Life and career

McCarthy was raised in New Providence, New Jersey, one of five children of Carol and Eugene F. "Gene" McCarthy. His father worked in the textile industry. He was raised Catholic, in a family of Irish descent. McCarthy is a graduate of New Providence High School in New Providence, New Jersey; Boston College, Class of 1988 where he was a member of the improv comedy troupe My Mother's Fleabag; and the Yale School of Drama, where he studied under Earle R. Gister.

McCarthy spent several years doing stand-up comedy and theater in Minneapolis and Chicago before going into television and film. He starred in Flags of Our Fathers as James Bradley and the final season of The Wire as a morally challenged reporter named Scott Templeton. He made his Broadway debut in the 2001 revival of Noises Off!

McCarthy's directorial debut, The Station Agent, which he also wrote, won the Audience Award and the Waldo Salt Screenwriting Award at the 2003 Sundance Film Festival. The film also won the BAFTA Award for Best Original Screenplay and the Independent Spirit Award for Best First Screenplay and the Independent Spirit John Cassavetes Award. The Station Agent also won awards at film festivals ranging from San Sebastian to Stockholm, Mexico City, and Aspen.

McCarthy's second feature film was The Visitor, which premiered at the 2007 Toronto International Film Festival. For The Visitor, McCarthy won the 2008 Independent Spirit Award for Best Director. McCarthy appeared in the 2009 dramas The Lovely Bones and 2012. In 2010, McCarthy was nominated for an Academy Award for Best Original Screenplay for the animated film Up.

He also co-wrote and directed 2011's Win Win based on his experiences as a wrestler at New Providence High School.

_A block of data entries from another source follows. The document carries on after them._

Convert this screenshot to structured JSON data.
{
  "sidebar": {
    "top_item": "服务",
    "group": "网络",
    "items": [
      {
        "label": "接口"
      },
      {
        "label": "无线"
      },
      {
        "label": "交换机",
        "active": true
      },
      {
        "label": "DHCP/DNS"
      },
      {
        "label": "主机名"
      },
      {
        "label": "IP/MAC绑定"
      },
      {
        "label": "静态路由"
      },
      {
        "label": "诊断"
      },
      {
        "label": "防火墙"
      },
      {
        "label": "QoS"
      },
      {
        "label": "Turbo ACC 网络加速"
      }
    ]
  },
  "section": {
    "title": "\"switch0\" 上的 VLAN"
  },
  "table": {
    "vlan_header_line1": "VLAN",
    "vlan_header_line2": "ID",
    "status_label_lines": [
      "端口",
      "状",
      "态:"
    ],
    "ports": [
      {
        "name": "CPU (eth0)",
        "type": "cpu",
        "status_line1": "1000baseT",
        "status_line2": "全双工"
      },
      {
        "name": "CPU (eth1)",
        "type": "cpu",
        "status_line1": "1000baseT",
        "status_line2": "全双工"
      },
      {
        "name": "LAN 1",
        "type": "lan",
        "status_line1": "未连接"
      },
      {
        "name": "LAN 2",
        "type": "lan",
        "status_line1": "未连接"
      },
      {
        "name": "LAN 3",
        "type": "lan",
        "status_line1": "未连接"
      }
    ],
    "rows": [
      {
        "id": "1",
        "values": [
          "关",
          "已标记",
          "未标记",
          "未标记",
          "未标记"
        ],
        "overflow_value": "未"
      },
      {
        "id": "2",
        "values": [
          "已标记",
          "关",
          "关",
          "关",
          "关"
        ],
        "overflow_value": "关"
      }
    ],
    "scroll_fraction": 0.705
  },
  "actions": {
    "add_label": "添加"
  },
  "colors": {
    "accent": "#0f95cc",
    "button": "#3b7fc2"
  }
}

McCarthy's most recent film, the independent drama film Spotlight, received widespread acclaim following its release in 2015. The film received 6 Academy Awards nominations, 3 Golden Globe Awards nominations, 2 Screen Actors Guild Awards nominations, and 8 Critics' Choice Movie Awards nominations.

In February 2016, it was announced that McCarthy will direct the first two episodes of 13 Reasons Why, from Anonymous Content and Paramount Television. The show is based on the 2007 New York Times bestselling YA book by Jay Asher.


Tom McCarthy (director) Wikipedia